Faced with a motion to dismiss the complaint against the Homeowner, Judge Rebolini issued an Order dated March 3, 2016, which denied the defendants’ motion for Summary Judgment on the issue of liability in Bekas et.al. v Tjornhom (27641/10). The Court noted: “Here, triable issues of fact exist as to whether the Higgins defendants violated the duty created by Town of Huntington Code (the “Code”) §TC6-7 and, if so, whether such violation was a proximate cause of the accident (see Noiler v. Peralta, 94 AD 3d 833, 941 NYS 2d 703 [2d Dept. 2012]; Pelak v. Sollin, supra). This section of the Code provides that if a tree “located on private property creates a vision obstruction to the operator of any motor vehicle seeking to enter onto or leave a Town road, such shall be deemed to be a violation of the Code. “The Higgins defendants have failed to establish that they were not in violation of the Code. Although they deny that the tree was on their property, in their respective depositions the Higgins defendants could not confirm that the tree did not belong to them, and they have not proffered a survey. Their testimony simply established that the tree existed when they moved in several years prior to the accident. Similarly, the testimony of Alfred Gorski, the tree foreman employed by the Town on the date of the subject accident, does not shed any light on whether the tree was planted by the Town and/or on Town property.

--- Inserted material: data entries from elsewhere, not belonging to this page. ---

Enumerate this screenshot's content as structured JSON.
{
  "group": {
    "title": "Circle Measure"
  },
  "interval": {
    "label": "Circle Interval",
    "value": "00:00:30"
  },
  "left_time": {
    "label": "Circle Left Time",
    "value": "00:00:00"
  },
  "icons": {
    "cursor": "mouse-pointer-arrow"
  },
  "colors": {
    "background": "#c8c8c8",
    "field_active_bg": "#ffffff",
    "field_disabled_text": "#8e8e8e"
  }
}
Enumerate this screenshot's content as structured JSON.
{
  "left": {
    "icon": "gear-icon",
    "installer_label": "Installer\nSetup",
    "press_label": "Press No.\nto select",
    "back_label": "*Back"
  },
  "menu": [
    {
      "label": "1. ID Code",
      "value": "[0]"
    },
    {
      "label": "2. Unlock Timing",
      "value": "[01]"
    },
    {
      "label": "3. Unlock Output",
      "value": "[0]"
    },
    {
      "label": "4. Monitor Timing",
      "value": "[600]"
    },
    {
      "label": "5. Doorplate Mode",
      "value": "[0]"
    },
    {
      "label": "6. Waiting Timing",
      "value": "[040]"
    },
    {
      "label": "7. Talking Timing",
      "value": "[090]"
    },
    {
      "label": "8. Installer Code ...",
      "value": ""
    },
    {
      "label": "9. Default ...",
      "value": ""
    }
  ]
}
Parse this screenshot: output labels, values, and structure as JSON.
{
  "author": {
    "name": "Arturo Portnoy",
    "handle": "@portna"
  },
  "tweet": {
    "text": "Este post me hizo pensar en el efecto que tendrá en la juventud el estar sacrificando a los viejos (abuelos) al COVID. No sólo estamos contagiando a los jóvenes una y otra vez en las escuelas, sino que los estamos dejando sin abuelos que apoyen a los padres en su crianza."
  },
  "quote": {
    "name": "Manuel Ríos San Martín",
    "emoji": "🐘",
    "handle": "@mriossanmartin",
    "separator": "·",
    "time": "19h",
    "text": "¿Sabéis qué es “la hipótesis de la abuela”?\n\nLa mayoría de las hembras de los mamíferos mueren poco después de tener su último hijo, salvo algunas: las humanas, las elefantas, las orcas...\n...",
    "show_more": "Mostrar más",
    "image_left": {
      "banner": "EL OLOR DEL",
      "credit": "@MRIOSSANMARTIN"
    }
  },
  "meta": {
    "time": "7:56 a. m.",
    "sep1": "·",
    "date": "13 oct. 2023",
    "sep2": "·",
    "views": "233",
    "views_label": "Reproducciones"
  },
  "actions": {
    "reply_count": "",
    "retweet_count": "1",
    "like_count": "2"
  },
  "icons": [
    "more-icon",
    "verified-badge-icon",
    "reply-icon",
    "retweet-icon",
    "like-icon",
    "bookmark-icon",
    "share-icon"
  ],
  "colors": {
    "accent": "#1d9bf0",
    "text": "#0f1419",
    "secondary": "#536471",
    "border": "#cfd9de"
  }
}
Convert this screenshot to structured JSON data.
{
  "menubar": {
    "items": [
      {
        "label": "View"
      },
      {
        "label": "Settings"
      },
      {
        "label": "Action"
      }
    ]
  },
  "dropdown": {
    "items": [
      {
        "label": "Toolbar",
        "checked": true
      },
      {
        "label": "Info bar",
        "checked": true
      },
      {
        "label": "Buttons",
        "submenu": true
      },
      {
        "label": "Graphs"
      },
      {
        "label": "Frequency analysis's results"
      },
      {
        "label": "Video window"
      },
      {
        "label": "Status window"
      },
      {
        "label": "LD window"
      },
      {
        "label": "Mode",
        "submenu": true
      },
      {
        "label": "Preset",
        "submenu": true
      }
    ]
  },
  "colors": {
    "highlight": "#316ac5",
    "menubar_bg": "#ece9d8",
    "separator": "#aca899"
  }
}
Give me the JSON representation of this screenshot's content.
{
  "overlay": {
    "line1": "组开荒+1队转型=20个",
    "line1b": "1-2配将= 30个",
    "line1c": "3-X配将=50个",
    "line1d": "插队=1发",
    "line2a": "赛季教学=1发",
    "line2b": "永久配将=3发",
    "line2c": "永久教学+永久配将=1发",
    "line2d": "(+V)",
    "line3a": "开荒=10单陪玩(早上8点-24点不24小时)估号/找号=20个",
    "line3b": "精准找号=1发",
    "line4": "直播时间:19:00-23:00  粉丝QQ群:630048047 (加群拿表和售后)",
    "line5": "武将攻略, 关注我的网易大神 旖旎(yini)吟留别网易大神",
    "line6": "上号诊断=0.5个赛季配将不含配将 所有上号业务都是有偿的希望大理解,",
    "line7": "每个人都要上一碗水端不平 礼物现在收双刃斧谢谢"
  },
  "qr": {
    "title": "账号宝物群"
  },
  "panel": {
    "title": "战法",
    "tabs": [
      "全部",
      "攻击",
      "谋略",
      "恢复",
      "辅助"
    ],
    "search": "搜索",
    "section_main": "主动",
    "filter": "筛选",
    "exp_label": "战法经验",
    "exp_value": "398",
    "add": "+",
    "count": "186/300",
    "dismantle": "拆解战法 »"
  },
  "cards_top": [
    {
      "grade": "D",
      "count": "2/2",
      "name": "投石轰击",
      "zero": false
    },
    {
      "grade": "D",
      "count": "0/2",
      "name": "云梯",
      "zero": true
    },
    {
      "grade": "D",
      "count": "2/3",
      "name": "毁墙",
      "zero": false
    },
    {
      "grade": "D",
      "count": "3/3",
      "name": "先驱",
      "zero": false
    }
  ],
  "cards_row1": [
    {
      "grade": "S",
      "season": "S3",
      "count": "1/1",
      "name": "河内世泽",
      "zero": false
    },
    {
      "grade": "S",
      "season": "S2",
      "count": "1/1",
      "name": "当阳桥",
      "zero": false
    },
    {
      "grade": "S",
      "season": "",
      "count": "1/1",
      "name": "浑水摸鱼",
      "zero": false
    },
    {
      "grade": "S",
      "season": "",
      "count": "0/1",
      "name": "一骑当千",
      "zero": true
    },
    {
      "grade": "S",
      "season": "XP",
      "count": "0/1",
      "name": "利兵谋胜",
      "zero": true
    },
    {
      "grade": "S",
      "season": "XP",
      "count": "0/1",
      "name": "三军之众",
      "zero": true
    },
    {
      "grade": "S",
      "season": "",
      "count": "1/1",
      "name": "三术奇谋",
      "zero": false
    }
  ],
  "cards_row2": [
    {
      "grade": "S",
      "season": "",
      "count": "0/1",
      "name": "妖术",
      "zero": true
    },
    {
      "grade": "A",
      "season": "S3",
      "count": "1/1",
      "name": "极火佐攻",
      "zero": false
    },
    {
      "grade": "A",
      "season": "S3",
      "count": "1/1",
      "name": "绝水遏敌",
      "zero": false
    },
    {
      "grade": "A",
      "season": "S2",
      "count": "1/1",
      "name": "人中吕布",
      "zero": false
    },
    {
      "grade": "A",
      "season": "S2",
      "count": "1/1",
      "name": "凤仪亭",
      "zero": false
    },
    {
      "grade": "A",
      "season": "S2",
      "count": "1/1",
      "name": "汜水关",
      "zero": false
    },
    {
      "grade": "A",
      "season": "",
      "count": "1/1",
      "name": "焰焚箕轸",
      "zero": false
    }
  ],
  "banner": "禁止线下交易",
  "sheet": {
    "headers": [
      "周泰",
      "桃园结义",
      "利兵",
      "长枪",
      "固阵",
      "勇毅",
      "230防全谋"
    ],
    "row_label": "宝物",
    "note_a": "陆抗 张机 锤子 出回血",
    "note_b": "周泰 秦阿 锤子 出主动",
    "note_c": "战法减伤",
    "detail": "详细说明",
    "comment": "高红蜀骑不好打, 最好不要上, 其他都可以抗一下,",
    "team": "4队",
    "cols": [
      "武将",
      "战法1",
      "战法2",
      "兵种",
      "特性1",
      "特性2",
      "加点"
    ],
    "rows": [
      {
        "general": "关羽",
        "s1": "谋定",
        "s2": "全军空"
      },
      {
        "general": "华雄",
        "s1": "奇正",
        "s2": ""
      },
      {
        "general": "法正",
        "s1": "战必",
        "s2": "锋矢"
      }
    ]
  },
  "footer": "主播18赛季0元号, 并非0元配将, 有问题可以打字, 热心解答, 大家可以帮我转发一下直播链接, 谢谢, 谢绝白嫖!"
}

It is established law that violation of an ordinance is “evidence of negligence which the jury could take into consideration with all other evidence on the subject” (Major v. Waverly & Ogden, 7 NY 2d 332, 226, 197 NYS 2d 165 [1960], adopted by Elliot v. City of New York, 97 NY 2d 730, 724 NYS 2d 379 [2001]). Code §TC6-7 imposes a duty on property owners that may give rise to tort liability for damages proximately caused by its violation (see Lubitz v. Village of Scarsdale, supra; McSweeney v. Rogan, 209 AD 2d 386, 618 NYS 2d 430 [2d Dept. 1994]). The Higgins defendants have failed to make out a prima facie case entitling them to summary judgment dismissing the complaints as asserted against them in Action 2; Action 3 and Action 4. Thus, having failed to satisfy their initial burden, the motion must be denied regardless of the sufficiency of the plaintiffs’ opposition papers (Alvarez v. Prospect Hosp., 68 NY 2d 320, 508 NYS 2d 923 [1986]).”

Read the decision here.